*** Opening of PROVIDED MATERIAL ***

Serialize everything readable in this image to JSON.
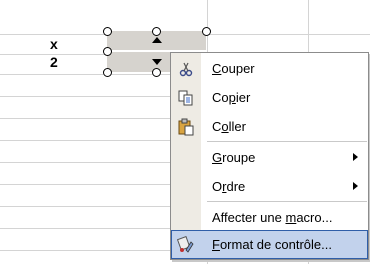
{
  "sheet": {
    "cells": [
      {
        "id": "x",
        "text": "x"
      },
      {
        "id": "two",
        "text": "2"
      }
    ]
  },
  "context_menu": {
    "items": [
      {
        "pre": "",
        "key": "C",
        "post": "ouper",
        "icon": "scissors-icon",
        "submenu": false
      },
      {
        "pre": "Co",
        "key": "p",
        "post": "ier",
        "icon": "copy-icon",
        "submenu": false
      },
      {
        "pre": "C",
        "key": "o",
        "post": "ller",
        "icon": "paste-icon",
        "submenu": false
      },
      {
        "pre": "",
        "key": "G",
        "post": "roupe",
        "icon": "",
        "submenu": true
      },
      {
        "pre": "O",
        "key": "r",
        "post": "dre",
        "icon": "",
        "submenu": true
      },
      {
        "pre": "Affecter une ",
        "key": "m",
        "post": "acro...",
        "icon": "",
        "submenu": false
      },
      {
        "pre": "",
        "key": "F",
        "post": "ormat de contrôle...",
        "icon": "format-control-icon",
        "submenu": false,
        "highlighted": true
      }
    ]
  },
  "colors": {
    "highlight": "#c2d2ec",
    "gutter": "#eeebe4",
    "control_face": "#d6d3ce"
  }
}
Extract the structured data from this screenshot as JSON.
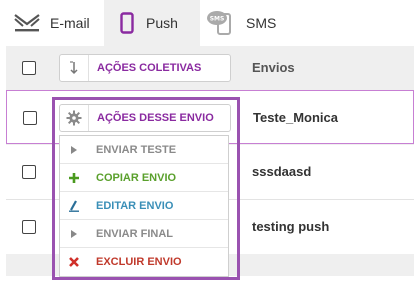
{
  "tabs": [
    {
      "label": "E-mail",
      "icon": "email-icon"
    },
    {
      "label": "Push",
      "icon": "phone-icon",
      "active": true
    },
    {
      "label": "SMS",
      "icon": "sms-icon"
    }
  ],
  "table": {
    "header": {
      "actions_label": "AÇÕES COLETIVAS",
      "column_name": "Envios"
    },
    "rows": [
      {
        "name": "Teste_Monica"
      },
      {
        "name": "sssdaasd"
      },
      {
        "name": "testing push"
      }
    ]
  },
  "row_actions": {
    "button_label": "AÇÕES DESSE ENVIO",
    "items": [
      {
        "label": "ENVIAR TESTE",
        "icon": "play-icon",
        "color": "#8a8a8a"
      },
      {
        "label": "COPIAR ENVIO",
        "icon": "plus-icon",
        "color": "#5aa02c"
      },
      {
        "label": "EDITAR ENVIO",
        "icon": "edit-icon",
        "color": "#3a8fb7"
      },
      {
        "label": "ENVIAR FINAL",
        "icon": "play-icon",
        "color": "#8a8a8a"
      },
      {
        "label": "EXCLUIR ENVIO",
        "icon": "close-icon",
        "color": "#c0392b"
      }
    ]
  },
  "colors": {
    "accent": "#8a2aa0",
    "highlight_border": "#9a52b0"
  }
}
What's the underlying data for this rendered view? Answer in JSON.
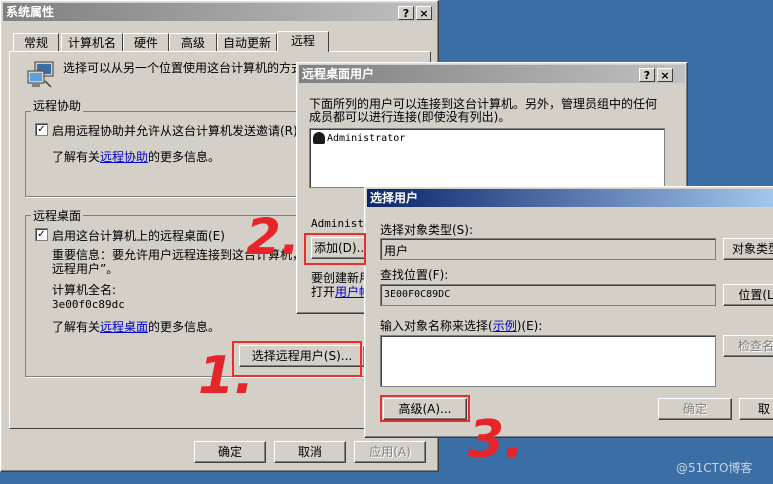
{
  "sysprops": {
    "title": "系统属性",
    "tabs": [
      "常规",
      "计算机名",
      "硬件",
      "高级",
      "自动更新",
      "远程"
    ],
    "intro": "选择可以从另一个位置使用这台计算机的方式",
    "assist": {
      "group_label": "远程协助",
      "check_label": "启用远程协助并允许从这台计算机发送邀请(R)",
      "learn_prefix": "了解有关",
      "learn_link": "远程协助",
      "learn_suffix": "的更多信息。"
    },
    "desktop": {
      "group_label": "远程桌面",
      "check_label": "启用这台计算机上的远程桌面(E)",
      "important1": "重要信息：要允许用户远程连接到这台计算机，",
      "important2": "远程用户”。",
      "fullname_label": "计算机全名:",
      "fullname": "3e00f0c89dc",
      "learn_prefix": "了解有关",
      "learn_link": "远程桌面",
      "learn_suffix": "的更多信息。",
      "select_users_btn": "选择远程用户(S)..."
    },
    "buttons": {
      "ok": "确定",
      "cancel": "取消",
      "apply": "应用(A)"
    }
  },
  "rdu": {
    "title": "远程桌面用户",
    "desc1": "下面所列的用户可以连接到这台计算机。另外，管理员组中的任何",
    "desc2": "成员都可以进行连接(即使没有列出)。",
    "users": [
      "Administrator"
    ],
    "status": "Administr",
    "add_btn": "添加(D)...",
    "create1": "要创建新用",
    "create2_prefix": "打开",
    "create2_link": "用户帐"
  },
  "sel": {
    "title": "选择用户",
    "objtype_label": "选择对象类型(S):",
    "objtype_value": "用户",
    "objtype_btn": "对象类型",
    "location_label": "查找位置(F):",
    "location_value": "3E00F0C89DC",
    "location_btn": "位置(L",
    "names_label_prefix": "输入对象名称来选择(",
    "names_label_link": "示例",
    "names_label_suffix": ")(E):",
    "check_btn": "检查名",
    "advanced_btn": "高级(A)...",
    "ok_btn": "确定",
    "cancel_btn": "取"
  },
  "annotations": [
    "1.",
    "2.",
    "3."
  ],
  "watermark": "@51CTO博客"
}
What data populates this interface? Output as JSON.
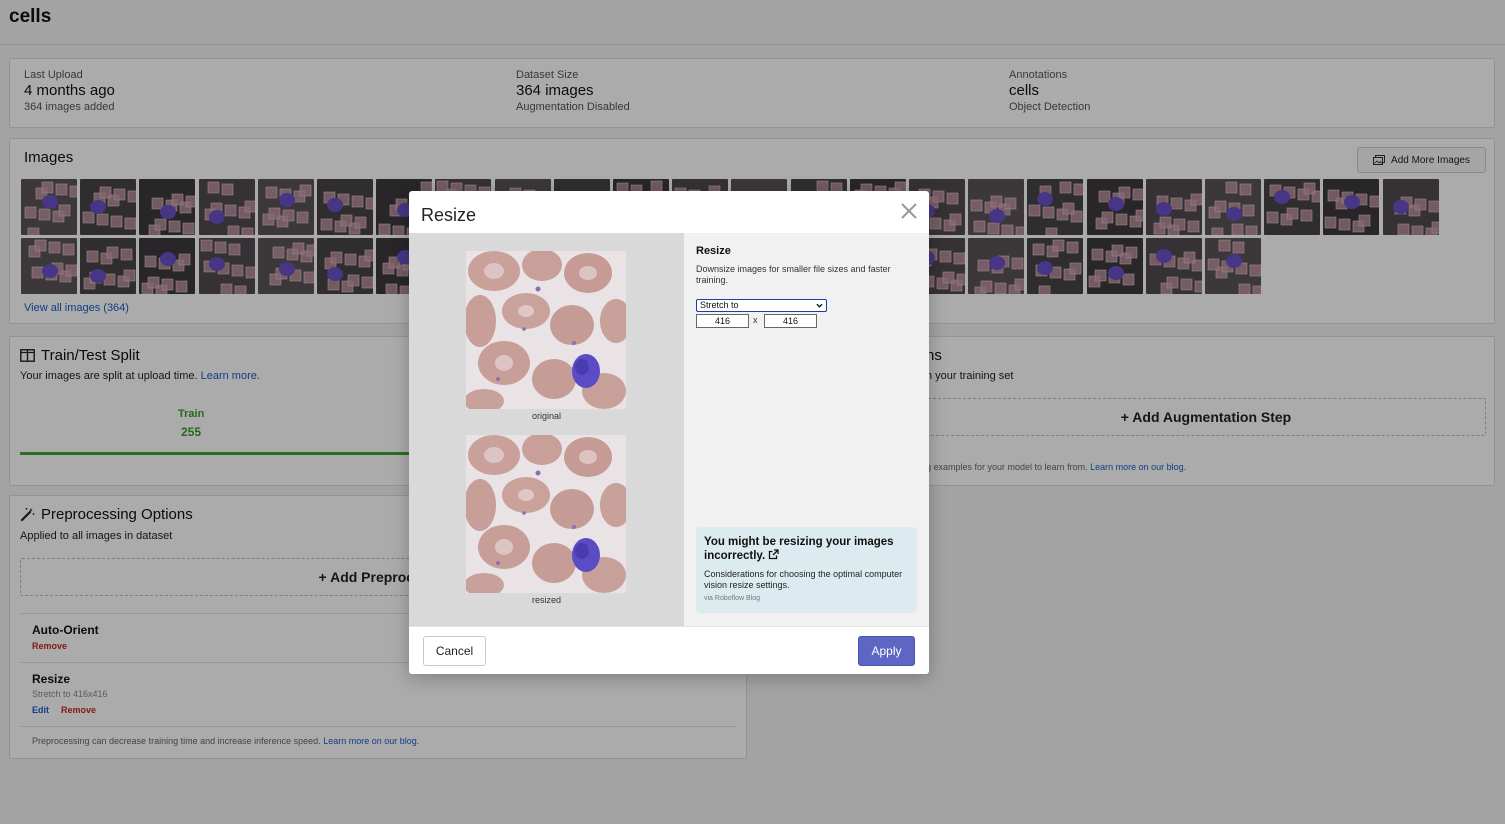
{
  "project": {
    "title": "cells"
  },
  "stats": [
    {
      "label": "Last Upload",
      "value": "4 months ago",
      "sub": "364 images added"
    },
    {
      "label": "Dataset Size",
      "value": "364 images",
      "sub": "Augmentation Disabled"
    },
    {
      "label": "Annotations",
      "value": "cells",
      "sub": "Object Detection"
    }
  ],
  "images": {
    "title": "Images",
    "add_more_label": "Add More Images",
    "view_all": "View all images (364)"
  },
  "split": {
    "title": "Train/Test Split",
    "desc": "Your images are split at upload time.",
    "learn_more": "Learn more.",
    "train_label": "Train",
    "train_count": "255",
    "train_color": "#3a9b32"
  },
  "augmentation": {
    "title_fragment": "ns",
    "desc_fragment": "n your training set",
    "add_step": "+ Add Augmentation Step",
    "foot_fragment": "g examples for your model to learn from.",
    "foot_link": "Learn more on our blog."
  },
  "preprocessing": {
    "title": "Preprocessing Options",
    "desc": "Applied to all images in dataset",
    "add_step": "+ Add Preprocess",
    "steps": [
      {
        "name": "Auto-Orient",
        "remove": "Remove"
      },
      {
        "name": "Resize",
        "detail": "Stretch to 416x416",
        "edit": "Edit",
        "remove": "Remove"
      }
    ],
    "foot": "Preprocessing can decrease training time and increase inference speed.",
    "foot_link": "Learn more on our blog."
  },
  "modal": {
    "title": "Resize",
    "original_caption": "original",
    "resized_caption": "resized",
    "heading": "Resize",
    "desc": "Downsize images for smaller file sizes and faster training.",
    "mode": "Stretch to",
    "width": "416",
    "x": "x",
    "height": "416",
    "tip_title": "You might be resizing your images incorrectly.",
    "tip_body": "Considerations for choosing the optimal computer vision resize settings.",
    "tip_source": "via Roboflow Blog",
    "cancel": "Cancel",
    "apply": "Apply",
    "apply_color": "#5e66c4"
  },
  "icons": [
    "split-icon",
    "magic-wand-icon",
    "images-icon",
    "close-icon",
    "external-link-icon",
    "chevron-down-icon"
  ]
}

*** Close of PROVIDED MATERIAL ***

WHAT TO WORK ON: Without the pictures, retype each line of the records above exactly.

ANSWER FOR THE TASK:
Serialize everything readable in this image to JSON.
{
  "sheet": {
    "cells": [
      {
        "id": "x",
        "text": "x"
      },
      {
        "id": "two",
        "text": "2"
      }
    ]
  },
  "context_menu": {
    "items": [
      {
        "pre": "",
        "key": "C",
        "post": "ouper",
        "icon": "scissors-icon",
        "submenu": false
      },
      {
        "pre": "Co",
        "key": "p",
        "post": "ier",
        "icon": "copy-icon",
        "submenu": false
      },
      {
        "pre": "C",
        "key": "o",
        "post": "ller",
        "icon": "paste-icon",
        "submenu": false
      },
      {
        "pre": "",
        "key": "G",
        "post": "roupe",
        "icon": "",
        "submenu": true
      },
      {
        "pre": "O",
        "key": "r",
        "post": "dre",
        "icon": "",
        "submenu": true
      },
      {
        "pre": "Affecter une ",
        "key": "m",
        "post": "acro...",
        "icon": "",
        "submenu": false
      },
      {
        "pre": "",
        "key": "F",
        "post": "ormat de contrôle...",
        "icon": "format-control-icon",
        "submenu": false,
        "highlighted": true
      }
    ]
  },
  "colors": {
    "highlight": "#c2d2ec",
    "gutter": "#eeebe4",
    "control_face": "#d6d3ce"
  }
}
Extract the structured data from this screenshot as JSON.
{
  "tabs": [
    {
      "label": "E-mail",
      "icon": "email-icon"
    },
    {
      "label": "Push",
      "icon": "phone-icon",
      "active": true
    },
    {
      "label": "SMS",
      "icon": "sms-icon"
    }
  ],
  "table": {
    "header": {
      "actions_label": "AÇÕES COLETIVAS",
      "column_name": "Envios"
    },
    "rows": [
      {
        "name": "Teste_Monica"
      },
      {
        "name": "sssdaasd"
      },
      {
        "name": "testing push"
      }
    ]
  },
  "row_actions": {
    "button_label": "AÇÕES DESSE ENVIO",
    "items": [
      {
        "label": "ENVIAR TESTE",
        "icon": "play-icon",
        "color": "#8a8a8a"
      },
      {
        "label": "COPIAR ENVIO",
        "icon": "plus-icon",
        "color": "#5aa02c"
      },
      {
        "label": "EDITAR ENVIO",
        "icon": "edit-icon",
        "color": "#3a8fb7"
      },
      {
        "label": "ENVIAR FINAL",
        "icon": "play-icon",
        "color": "#8a8a8a"
      },
      {
        "label": "EXCLUIR ENVIO",
        "icon": "close-icon",
        "color": "#c0392b"
      }
    ]
  },
  "colors": {
    "accent": "#8a2aa0",
    "highlight_border": "#9a52b0"
  }
}
What's the underlying data for this rendered view? Answer in JSON.
{
  "sysprops": {
    "title": "系统属性",
    "tabs": [
      "常规",
      "计算机名",
      "硬件",
      "高级",
      "自动更新",
      "远程"
    ],
    "intro": "选择可以从另一个位置使用这台计算机的方式",
    "assist": {
      "group_label": "远程协助",
      "check_label": "启用远程协助并允许从这台计算机发送邀请(R)",
      "learn_prefix": "了解有关",
      "learn_link": "远程协助",
      "learn_suffix": "的更多信息。"
    },
    "desktop": {
      "group_label": "远程桌面",
      "check_label": "启用这台计算机上的远程桌面(E)",
      "important1": "重要信息：要允许用户远程连接到这台计算机，",
      "important2": "远程用户”。",
      "fullname_label": "计算机全名:",
      "fullname": "3e00f0c89dc",
      "learn_prefix": "了解有关",
      "learn_link": "远程桌面",
      "learn_suffix": "的更多信息。",
      "select_users_btn": "选择远程用户(S)..."
    },
    "buttons": {
      "ok": "确定",
      "cancel": "取消",
      "apply": "应用(A)"
    }
  },
  "rdu": {
    "title": "远程桌面用户",
    "desc1": "下面所列的用户可以连接到这台计算机。另外，管理员组中的任何",
    "desc2": "成员都可以进行连接(即使没有列出)。",
    "users": [
      "Administrator"
    ],
    "status": "Administr",
    "add_btn": "添加(D)...",
    "create1": "要创建新用",
    "create2_prefix": "打开",
    "create2_link": "用户帐"
  },
  "sel": {
    "title": "选择用户",
    "objtype_label": "选择对象类型(S):",
    "objtype_value": "用户",
    "objtype_btn": "对象类型",
    "location_label": "查找位置(F):",
    "location_value": "3E00F0C89DC",
    "location_btn": "位置(L",
    "names_label_prefix": "输入对象名称来选择(",
    "names_label_link": "示例",
    "names_label_suffix": ")(E):",
    "check_btn": "检查名",
    "advanced_btn": "高级(A)...",
    "ok_btn": "确定",
    "cancel_btn": "取"
  },
  "annotations": [
    "1.",
    "2.",
    "3."
  ],
  "watermark": "@51CTO博客"
}
What data populates this interface? Output as JSON.
{
  "project": {
    "title": "cells"
  },
  "stats": [
    {
      "label": "Last Upload",
      "value": "4 months ago",
      "sub": "364 images added"
    },
    {
      "label": "Dataset Size",
      "value": "364 images",
      "sub": "Augmentation Disabled"
    },
    {
      "label": "Annotations",
      "value": "cells",
      "sub": "Object Detection"
    }
  ],
  "images": {
    "title": "Images",
    "add_more_label": "Add More Images",
    "view_all": "View all images (364)"
  },
  "split": {
    "title": "Train/Test Split",
    "desc": "Your images are split at upload time.",
    "learn_more": "Learn more.",
    "train_label": "Train",
    "train_count": "255",
    "train_color": "#3a9b32"
  },
  "augmentation": {
    "title_fragment": "ns",
    "desc_fragment": "n your training set",
    "add_step": "+ Add Augmentation Step",
    "foot_fragment": "g examples for your model to learn from.",
    "foot_link": "Learn more on our blog."
  },
  "preprocessing": {
    "title": "Preprocessing Options",
    "desc": "Applied to all images in dataset",
    "add_step": "+ Add Preprocess",
    "steps": [
      {
        "name": "Auto-Orient",
        "remove": "Remove"
      },
      {
        "name": "Resize",
        "detail": "Stretch to 416x416",
        "edit": "Edit",
        "remove": "Remove"
      }
    ],
    "foot": "Preprocessing can decrease training time and increase inference speed.",
    "foot_link": "Learn more on our blog."
  },
  "modal": {
    "title": "Resize",
    "original_caption": "original",
    "resized_caption": "resized",
    "heading": "Resize",
    "desc": "Downsize images for smaller file sizes and faster training.",
    "mode": "Stretch to",
    "width": "416",
    "x": "x",
    "height": "416",
    "tip_title": "You might be resizing your images incorrectly.",
    "tip_body": "Considerations for choosing the optimal computer vision resize settings.",
    "tip_source": "via Roboflow Blog",
    "cancel": "Cancel",
    "apply": "Apply",
    "apply_color": "#5e66c4"
  },
  "icons": [
    "split-icon",
    "magic-wand-icon",
    "images-icon",
    "close-icon",
    "external-link-icon",
    "chevron-down-icon"
  ]
}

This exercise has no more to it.